While they’re writing (or talking), I make a deliberate effort to ask as many questions as I can think of to elicit more details. I also make a note to ask follow-up questions in the next lesson, such as inquiring about how a test, project, or sports game went. I seem to have a natural memory for these things, but if you don’t, you can keep a little daybook of students and their activities, where you can make notes about their plans right after lessons and what you can refer to right before a lesson for a refresher.  This is important not only for generating more material to “exploit” (to use a piece of jargon), but for more altruistic reasons. Over the long term, it’s much easier to connect to a teacher who demonstrably cares about you than one who’s only interested in what you accomplish during your hour or two of instruction every week. Likewise, when you get to know students, you become even more invested in their success, in language and in everything else.

This can also apply to self-study. It might not always be possible to find someone to talk to (native speaker or otherwise), but whether or not you can carve out the time for a little journaling is fairly easy to control. And now with the Internet, it’s trivial to find someone who can correct your work and provide feedback, whether it’s for free (on something like Lang-8) or for minimal cost (on something like Ediket). The first step in being able to talk about anything else is always being able to talk about yourself. So get journaling!

Take This MOOC: Inside IELTS: Preparing for the Test with the Experts

My schedule was fairly hectic in 2017, so while I found room in my schedule for a good MOOC (Mindshift, from the same people behind Learning How to Learn), I didn’t find time to review it here. This year I’m managing my time a little better, and so I can sit down and give you my thoughts about Inside IELTS: Preparing for the Test with the Experts.

This course is offered on another MOOC website, FutureLearn. Like Coursera, FutureLearn offers courses for free but provides the ability to “upgrade” your participation, which includes a certificate of completion. Unlike Coursera, standard FutureLearn MOOCs aren’t available after their time runs out, even if you successfully complete them; for that, you need to purchase the upgrade. So a FutureLearn course is a little more time-sensitive than a Coursera course.

Inside IELTS is a well-organized, easy-to-digest look at the IELTS Academic test, one of the premiere international ESL tests. Many universities and employers use an IELTS score as part of their evaluation. (If you’re studying English to get into a university, this probably isn’t news to you!) Inside IELTS is a five-week program featuring video interviews, lectures, reading, and practice question. The material includes an explanation of the different assessment criteria and bands that the test evaluators will use as well as going through the test structure itself. The actual lessons break down into:

  • Academic Writing
  • Speaking
  • Reading
  • Listening
  • Putting It All Together

Inside IELTS is presented only in English; the course organizers recommend an English level of B1 or so to be able to understand the bulk of the material. However, all the videos are subtitled, and transcripts are also provided. The target audience is obviously EFL students, but instructors might also find it useful to go through to familiarize themselves with the IELTS test structure and format (if they aren’t already). Inside IELTS also goes over some test-taking tips that can be applied generally to any English test, rather than just the IELTS.
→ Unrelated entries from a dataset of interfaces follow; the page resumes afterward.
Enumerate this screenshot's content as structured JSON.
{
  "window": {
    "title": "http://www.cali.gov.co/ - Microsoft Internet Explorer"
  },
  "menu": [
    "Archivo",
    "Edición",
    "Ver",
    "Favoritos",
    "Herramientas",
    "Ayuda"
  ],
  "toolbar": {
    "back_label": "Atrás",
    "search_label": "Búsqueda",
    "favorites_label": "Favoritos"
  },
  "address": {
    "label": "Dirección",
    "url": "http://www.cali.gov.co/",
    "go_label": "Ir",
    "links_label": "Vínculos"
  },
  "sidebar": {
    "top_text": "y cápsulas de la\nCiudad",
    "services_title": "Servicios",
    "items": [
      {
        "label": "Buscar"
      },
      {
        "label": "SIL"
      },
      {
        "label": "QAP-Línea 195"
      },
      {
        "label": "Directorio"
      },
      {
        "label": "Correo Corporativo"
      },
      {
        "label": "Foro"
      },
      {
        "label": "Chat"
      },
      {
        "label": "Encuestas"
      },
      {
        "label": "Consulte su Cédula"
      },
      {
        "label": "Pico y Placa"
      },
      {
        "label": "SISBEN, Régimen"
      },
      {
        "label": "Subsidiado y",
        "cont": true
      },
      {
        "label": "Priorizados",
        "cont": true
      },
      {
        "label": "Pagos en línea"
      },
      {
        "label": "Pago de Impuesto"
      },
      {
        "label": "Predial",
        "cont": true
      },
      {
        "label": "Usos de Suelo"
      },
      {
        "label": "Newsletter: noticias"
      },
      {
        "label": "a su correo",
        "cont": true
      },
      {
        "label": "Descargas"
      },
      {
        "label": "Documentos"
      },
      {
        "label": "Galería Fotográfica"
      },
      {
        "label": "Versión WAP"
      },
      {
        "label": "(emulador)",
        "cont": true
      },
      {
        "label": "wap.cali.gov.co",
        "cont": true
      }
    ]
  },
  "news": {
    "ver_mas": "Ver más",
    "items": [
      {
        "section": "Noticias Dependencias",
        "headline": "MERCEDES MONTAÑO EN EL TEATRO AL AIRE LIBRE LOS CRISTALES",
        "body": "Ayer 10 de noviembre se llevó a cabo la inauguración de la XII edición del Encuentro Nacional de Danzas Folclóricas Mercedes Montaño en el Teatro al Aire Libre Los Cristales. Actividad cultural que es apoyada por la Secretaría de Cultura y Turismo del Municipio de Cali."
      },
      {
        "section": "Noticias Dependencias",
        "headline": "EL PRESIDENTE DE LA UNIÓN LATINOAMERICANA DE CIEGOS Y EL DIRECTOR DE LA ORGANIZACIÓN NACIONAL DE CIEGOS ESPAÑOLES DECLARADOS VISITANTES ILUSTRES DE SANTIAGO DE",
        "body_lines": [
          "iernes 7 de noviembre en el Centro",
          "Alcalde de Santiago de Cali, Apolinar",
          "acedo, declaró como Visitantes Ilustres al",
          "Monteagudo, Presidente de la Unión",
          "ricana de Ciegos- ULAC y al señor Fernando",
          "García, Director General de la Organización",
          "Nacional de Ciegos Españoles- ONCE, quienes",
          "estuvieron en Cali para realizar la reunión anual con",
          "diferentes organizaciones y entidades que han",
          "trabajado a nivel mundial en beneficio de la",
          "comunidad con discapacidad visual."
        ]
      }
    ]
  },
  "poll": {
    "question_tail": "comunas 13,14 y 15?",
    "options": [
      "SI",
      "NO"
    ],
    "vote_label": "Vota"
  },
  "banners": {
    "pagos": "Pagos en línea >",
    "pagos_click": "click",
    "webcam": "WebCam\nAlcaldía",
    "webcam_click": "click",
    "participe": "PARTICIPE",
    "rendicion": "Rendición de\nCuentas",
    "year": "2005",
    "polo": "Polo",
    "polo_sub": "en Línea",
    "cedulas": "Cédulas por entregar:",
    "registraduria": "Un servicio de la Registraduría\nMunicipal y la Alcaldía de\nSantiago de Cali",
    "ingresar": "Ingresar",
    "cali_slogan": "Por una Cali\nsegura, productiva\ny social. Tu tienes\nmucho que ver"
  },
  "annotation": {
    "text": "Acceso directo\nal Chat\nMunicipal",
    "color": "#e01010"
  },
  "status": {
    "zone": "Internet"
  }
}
There are quizzes throughout, but they are low-stakes and aren’t tied to your completion of the course. You’ll also have the opportunity to evaluate sample responses yourself to get a feel for what the standards are.

Inside IELTS is five weeks long and, including the practice assignments, consists of three hours of work per week for a total of fifteen hours of instruction. The first week is already up, but it shouldn’t take long to catch up! Otherwise FutureLearn will send you an email when the course is ready to repeat itself.